Half Marathon Training Guide
This 12-week half marathon training guide will help you cover 13.1 miles fitter and faster than ever.
Whether you’re a new runner, a savvy veteran or somewhere in between, there is a good chance a half marathon is your favorite racing distance.
You’re not alone. The half, as we fondly call it, has become the distance du jour worldwide, with over 1.9 million finishers in the U.S. in 2013. It makes perfect sense when you consider that for beginners, the 13.1-mile distance is a difficult challenge, yet still an achievable goal. Moreover, for the experienced runner, the half-marathon is often a favorite distance because it still tests the limits of endurance, but requires far less training time—and recovery time—than the marathon.
Beginners and advanced runners alike face certain physiological challenges when training for the half-marathon.

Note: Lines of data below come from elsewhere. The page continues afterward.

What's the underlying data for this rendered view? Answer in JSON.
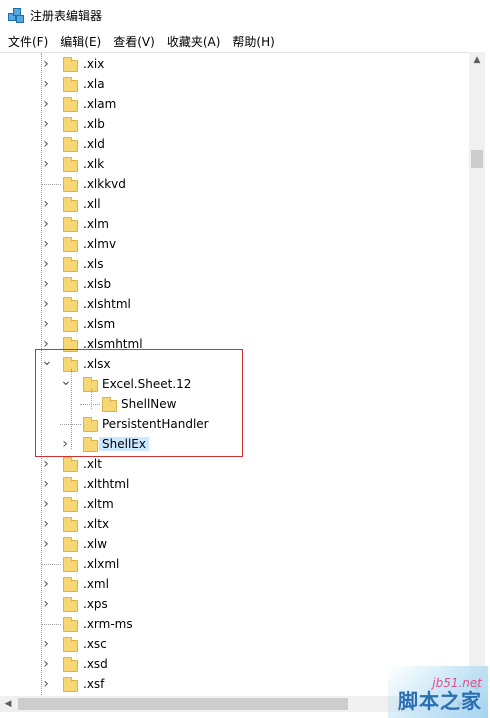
{
  "window": {
    "title": "注册表编辑器"
  },
  "menu": [
    {
      "label": "文件(F)"
    },
    {
      "label": "编辑(E)"
    },
    {
      "label": "查看(V)"
    },
    {
      "label": "收藏夹(A)"
    },
    {
      "label": "帮助(H)"
    }
  ],
  "tree": [
    {
      "label": ".xix",
      "level": 0,
      "state": "collapsed"
    },
    {
      "label": ".xla",
      "level": 0,
      "state": "collapsed"
    },
    {
      "label": ".xlam",
      "level": 0,
      "state": "collapsed"
    },
    {
      "label": ".xlb",
      "level": 0,
      "state": "collapsed"
    },
    {
      "label": ".xld",
      "level": 0,
      "state": "collapsed"
    },
    {
      "label": ".xlk",
      "level": 0,
      "state": "collapsed"
    },
    {
      "label": ".xlkkvd",
      "level": 0,
      "state": "leaf"
    },
    {
      "label": ".xll",
      "level": 0,
      "state": "collapsed"
    },
    {
      "label": ".xlm",
      "level": 0,
      "state": "collapsed"
    },
    {
      "label": ".xlmv",
      "level": 0,
      "state": "collapsed"
    },
    {
      "label": ".xls",
      "level": 0,
      "state": "collapsed"
    },
    {
      "label": ".xlsb",
      "level": 0,
      "state": "collapsed"
    },
    {
      "label": ".xlshtml",
      "level": 0,
      "state": "collapsed"
    },
    {
      "label": ".xlsm",
      "level": 0,
      "state": "collapsed"
    },
    {
      "label": ".xlsmhtml",
      "level": 0,
      "state": "collapsed"
    },
    {
      "label": ".xlsx",
      "level": 0,
      "state": "expanded"
    },
    {
      "label": "Excel.Sheet.12",
      "level": 1,
      "state": "expanded"
    },
    {
      "label": "ShellNew",
      "level": 2,
      "state": "leaf"
    },
    {
      "label": "PersistentHandler",
      "level": 1,
      "state": "leaf"
    },
    {
      "label": "ShellEx",
      "level": 1,
      "state": "collapsed",
      "selected": true
    },
    {
      "label": ".xlt",
      "level": 0,
      "state": "collapsed"
    },
    {
      "label": ".xlthtml",
      "level": 0,
      "state": "collapsed"
    },
    {
      "label": ".xltm",
      "level": 0,
      "state": "collapsed"
    },
    {
      "label": ".xltx",
      "level": 0,
      "state": "collapsed"
    },
    {
      "label": ".xlw",
      "level": 0,
      "state": "collapsed"
    },
    {
      "label": ".xlxml",
      "level": 0,
      "state": "leaf"
    },
    {
      "label": ".xml",
      "level": 0,
      "state": "collapsed"
    },
    {
      "label": ".xps",
      "level": 0,
      "state": "collapsed"
    },
    {
      "label": ".xrm-ms",
      "level": 0,
      "state": "leaf"
    },
    {
      "label": ".xsc",
      "level": 0,
      "state": "collapsed"
    },
    {
      "label": ".xsd",
      "level": 0,
      "state": "collapsed"
    },
    {
      "label": ".xsf",
      "level": 0,
      "state": "collapsed"
    }
  ],
  "watermark": {
    "domain": "jb51.net",
    "text": "脚本之家"
  },
  "colors": {
    "highlight_border": "#d03030",
    "selection": "#cce8ff",
    "folder": "#f7d774"
  }
}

For beginners, the amount of time spent running is the most important factor in training. Research shows that biological markers of muscle fatigue—aspartate aminotransferase (AST), creatine kinase (CK), lactate dehydrogenase (LDH) and myoglobin—increase significantly immediately after a half-marathon and remain elevated for more than 24 hours after the race. Put simply, two hours of running puts a tremendous amount of stress on the muscles in your legs. To prepare for the specific demands of a half-marathon, it’s necessary for newer runners to keep their workout and long run volumes fairly high.
The full article can be found on Competitor.